Chronic Pain in the Summer

The summer is here and it’s time to be outdoors. Summer heat and the change of seasons can have a variable effect on pain, as medical conditions react differently to weather changes. Most pain conditions often do better during the summer, since the warmth allows muscles and joints to move more comfortably. Summer also allows for more time to use the outdoors as a place to exercise.

The warmth of summer is often a blessing for those with painful conditions. Muscles in the warmth often do not tighten up, and thus hurt less. Joints are less stiff since they are not cold. Now is the time to get some exercise. Start exercising slowly, warm up and stretch your muscles as you get going. Remember, if you have not been exercising, do not over do it initially. Walking is good exercise, and gradually increase your pace, distance and time as you build up strength. Go for 30 minutes a day and meet the American Heart Association goals for cardiac conditioning. If walking is too slow, bicycling is another low impact activity that can easily get the heart moving. Exercise stimulates the body’s endorphins, improves the brain function and decreases pain. Get a fitness tracker and monitor whether you are meeting your goals.

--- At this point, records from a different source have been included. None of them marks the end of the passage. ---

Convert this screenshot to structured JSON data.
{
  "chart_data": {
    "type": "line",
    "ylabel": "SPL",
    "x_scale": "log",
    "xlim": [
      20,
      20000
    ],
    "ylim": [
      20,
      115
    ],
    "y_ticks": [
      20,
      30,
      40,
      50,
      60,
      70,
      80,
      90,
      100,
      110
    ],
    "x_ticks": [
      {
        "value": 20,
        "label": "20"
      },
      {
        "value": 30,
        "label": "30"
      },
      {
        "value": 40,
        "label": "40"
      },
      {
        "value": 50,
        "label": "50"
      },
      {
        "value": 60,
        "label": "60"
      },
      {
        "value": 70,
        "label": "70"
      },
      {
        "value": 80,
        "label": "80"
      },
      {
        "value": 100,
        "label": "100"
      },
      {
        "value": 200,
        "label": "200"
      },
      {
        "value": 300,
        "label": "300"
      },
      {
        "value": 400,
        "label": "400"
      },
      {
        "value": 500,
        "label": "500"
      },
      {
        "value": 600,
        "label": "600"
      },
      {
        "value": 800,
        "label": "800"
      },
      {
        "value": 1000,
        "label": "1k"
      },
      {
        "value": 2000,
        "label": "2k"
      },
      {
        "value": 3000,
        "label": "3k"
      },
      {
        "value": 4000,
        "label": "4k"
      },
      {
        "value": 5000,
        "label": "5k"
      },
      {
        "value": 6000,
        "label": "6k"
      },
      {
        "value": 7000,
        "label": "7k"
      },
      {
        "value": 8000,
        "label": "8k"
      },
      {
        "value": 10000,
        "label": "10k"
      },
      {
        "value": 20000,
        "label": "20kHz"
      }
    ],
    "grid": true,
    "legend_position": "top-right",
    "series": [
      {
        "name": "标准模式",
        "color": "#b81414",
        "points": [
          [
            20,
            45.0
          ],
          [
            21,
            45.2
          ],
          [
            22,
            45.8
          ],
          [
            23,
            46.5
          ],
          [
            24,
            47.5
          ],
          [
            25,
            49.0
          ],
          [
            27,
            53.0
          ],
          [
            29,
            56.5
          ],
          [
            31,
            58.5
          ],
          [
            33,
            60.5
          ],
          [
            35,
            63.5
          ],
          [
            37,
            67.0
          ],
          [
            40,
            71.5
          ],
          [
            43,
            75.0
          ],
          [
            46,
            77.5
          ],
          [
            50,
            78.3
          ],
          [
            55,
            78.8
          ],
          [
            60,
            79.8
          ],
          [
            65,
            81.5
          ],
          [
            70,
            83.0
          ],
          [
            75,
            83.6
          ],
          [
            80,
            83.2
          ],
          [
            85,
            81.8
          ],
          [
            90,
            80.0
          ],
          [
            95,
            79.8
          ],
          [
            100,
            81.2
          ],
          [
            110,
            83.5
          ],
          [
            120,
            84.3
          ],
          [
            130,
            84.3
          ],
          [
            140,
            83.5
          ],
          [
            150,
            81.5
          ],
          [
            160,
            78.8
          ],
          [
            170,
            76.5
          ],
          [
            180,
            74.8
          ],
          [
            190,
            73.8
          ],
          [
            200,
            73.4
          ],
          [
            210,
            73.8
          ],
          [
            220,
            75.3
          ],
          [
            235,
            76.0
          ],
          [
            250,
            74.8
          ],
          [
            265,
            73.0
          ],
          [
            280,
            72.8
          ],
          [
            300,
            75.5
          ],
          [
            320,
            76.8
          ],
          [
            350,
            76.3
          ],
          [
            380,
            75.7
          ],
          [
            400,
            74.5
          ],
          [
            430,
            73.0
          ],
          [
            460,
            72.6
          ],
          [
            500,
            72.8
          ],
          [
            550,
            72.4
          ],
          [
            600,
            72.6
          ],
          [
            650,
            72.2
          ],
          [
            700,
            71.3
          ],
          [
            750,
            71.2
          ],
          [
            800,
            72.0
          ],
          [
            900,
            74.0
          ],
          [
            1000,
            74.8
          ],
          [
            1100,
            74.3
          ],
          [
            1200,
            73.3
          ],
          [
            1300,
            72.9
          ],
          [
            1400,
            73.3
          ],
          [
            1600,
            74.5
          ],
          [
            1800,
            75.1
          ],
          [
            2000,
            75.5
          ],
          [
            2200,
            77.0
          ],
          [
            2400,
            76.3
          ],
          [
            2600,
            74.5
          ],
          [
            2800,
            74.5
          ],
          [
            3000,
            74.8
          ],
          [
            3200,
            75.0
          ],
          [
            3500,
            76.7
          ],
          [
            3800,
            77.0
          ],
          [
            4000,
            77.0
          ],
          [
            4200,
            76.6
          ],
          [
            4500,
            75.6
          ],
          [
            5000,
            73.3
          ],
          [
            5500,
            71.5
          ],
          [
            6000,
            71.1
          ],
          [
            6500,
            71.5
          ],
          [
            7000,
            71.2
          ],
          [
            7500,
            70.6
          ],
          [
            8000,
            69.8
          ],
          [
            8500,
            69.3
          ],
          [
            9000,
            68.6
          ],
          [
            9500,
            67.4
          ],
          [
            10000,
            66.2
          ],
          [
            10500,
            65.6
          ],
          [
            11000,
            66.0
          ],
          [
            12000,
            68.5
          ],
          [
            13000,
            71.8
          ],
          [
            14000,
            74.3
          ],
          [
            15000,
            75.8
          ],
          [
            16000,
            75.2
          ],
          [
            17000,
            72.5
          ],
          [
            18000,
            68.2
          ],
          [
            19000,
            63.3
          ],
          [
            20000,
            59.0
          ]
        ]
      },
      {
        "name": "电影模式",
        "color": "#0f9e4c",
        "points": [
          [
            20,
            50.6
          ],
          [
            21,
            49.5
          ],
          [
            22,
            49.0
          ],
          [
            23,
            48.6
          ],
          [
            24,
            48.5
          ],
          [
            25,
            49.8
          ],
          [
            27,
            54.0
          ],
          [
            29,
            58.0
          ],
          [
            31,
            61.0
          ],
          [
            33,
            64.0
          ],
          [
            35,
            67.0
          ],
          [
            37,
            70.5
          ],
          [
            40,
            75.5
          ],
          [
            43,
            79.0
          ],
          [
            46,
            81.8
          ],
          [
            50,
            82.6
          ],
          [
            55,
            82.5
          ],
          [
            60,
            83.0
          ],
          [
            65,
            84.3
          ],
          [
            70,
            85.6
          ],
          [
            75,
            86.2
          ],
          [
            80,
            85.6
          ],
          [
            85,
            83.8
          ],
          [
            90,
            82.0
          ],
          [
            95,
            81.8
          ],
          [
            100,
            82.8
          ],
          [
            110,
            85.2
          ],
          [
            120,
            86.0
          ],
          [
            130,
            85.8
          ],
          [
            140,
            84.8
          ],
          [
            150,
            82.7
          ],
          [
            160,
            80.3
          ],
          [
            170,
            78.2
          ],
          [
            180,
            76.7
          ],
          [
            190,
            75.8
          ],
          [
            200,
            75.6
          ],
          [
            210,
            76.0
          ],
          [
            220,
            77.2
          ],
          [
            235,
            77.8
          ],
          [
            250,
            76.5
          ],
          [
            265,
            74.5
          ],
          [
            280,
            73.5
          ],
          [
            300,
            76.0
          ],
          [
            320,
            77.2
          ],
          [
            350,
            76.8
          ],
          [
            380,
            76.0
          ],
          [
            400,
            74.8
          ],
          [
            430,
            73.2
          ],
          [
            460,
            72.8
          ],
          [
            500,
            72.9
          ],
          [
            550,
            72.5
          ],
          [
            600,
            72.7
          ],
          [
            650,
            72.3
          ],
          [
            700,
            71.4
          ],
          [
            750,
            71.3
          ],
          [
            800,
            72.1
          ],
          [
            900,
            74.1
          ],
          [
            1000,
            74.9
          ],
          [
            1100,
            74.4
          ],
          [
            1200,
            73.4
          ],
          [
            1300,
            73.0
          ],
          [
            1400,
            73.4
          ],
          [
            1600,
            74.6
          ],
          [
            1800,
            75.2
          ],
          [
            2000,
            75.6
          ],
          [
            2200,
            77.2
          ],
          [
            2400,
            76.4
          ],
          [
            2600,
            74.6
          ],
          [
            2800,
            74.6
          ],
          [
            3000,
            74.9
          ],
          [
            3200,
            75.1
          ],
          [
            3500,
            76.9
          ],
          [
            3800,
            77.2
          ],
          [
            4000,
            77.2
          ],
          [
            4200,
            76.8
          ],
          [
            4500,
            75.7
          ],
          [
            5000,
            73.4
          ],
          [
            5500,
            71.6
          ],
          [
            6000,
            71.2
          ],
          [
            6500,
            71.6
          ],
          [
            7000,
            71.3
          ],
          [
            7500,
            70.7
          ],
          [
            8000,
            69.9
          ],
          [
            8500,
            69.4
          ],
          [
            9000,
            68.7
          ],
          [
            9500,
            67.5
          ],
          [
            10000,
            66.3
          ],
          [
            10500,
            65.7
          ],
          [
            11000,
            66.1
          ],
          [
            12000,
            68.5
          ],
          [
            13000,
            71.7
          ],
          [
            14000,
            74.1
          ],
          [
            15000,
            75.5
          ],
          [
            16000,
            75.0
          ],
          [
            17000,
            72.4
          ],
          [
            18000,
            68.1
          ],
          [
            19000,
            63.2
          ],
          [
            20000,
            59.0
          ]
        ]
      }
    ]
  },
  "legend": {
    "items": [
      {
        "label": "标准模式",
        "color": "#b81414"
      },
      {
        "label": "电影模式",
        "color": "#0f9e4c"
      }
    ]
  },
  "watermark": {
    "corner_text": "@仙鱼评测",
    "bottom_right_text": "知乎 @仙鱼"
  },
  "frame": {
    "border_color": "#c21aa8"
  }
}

Pain in the Summer

Pace, Hydration and Sun Protection

Once the weather turns nice, many of us forget common sense. We need to pace our selves especially with activities that we have not done or which are repetitive. Spending a weekend doing extensive landscaping is likely to cause injury. Heavy lifting and highly repetitive jobs or sports may damage the back or muscles, tendons and ligaments. Be reasonable and break up the tasks that need to be done to prevent problems.

The summer is a great time to be outdoors. However, do not forget to hydrate and protect against the sun. Dehydration is easy if it is hot and humid outside. Drink plenty of water, and if you are sweating excessively, drink liquids that replace nutrients. Avoid drinking alcohol when its hot outside since this tends to lead to dehydration. Remember the sunscreen when outdoors, as new studies show men ignore using sunscreen and have a higher incidence of skin cancer.

Summer is a good time to have some fun. Relax, exercise and enjoy the outdoors. There are many benefits of being outside and taking advantage of the good weather. Use a little common sense and your pain may greatly improve.

The following two tabs change content below.

Thomas Cohn, MD

Interventional pain doctor helping Minnesotans manage back, neck, foot, and other pain. Board-certified in physical medicine and rehabilitation with additional board-certification in pain management from the American Board of Anesthesiology (ABA), the American Board of Interventional Pain Physicians (ABIPP) and the American Board of Pain Medicine (ABPM).

Latest posts by Thomas Cohn, MD (see all)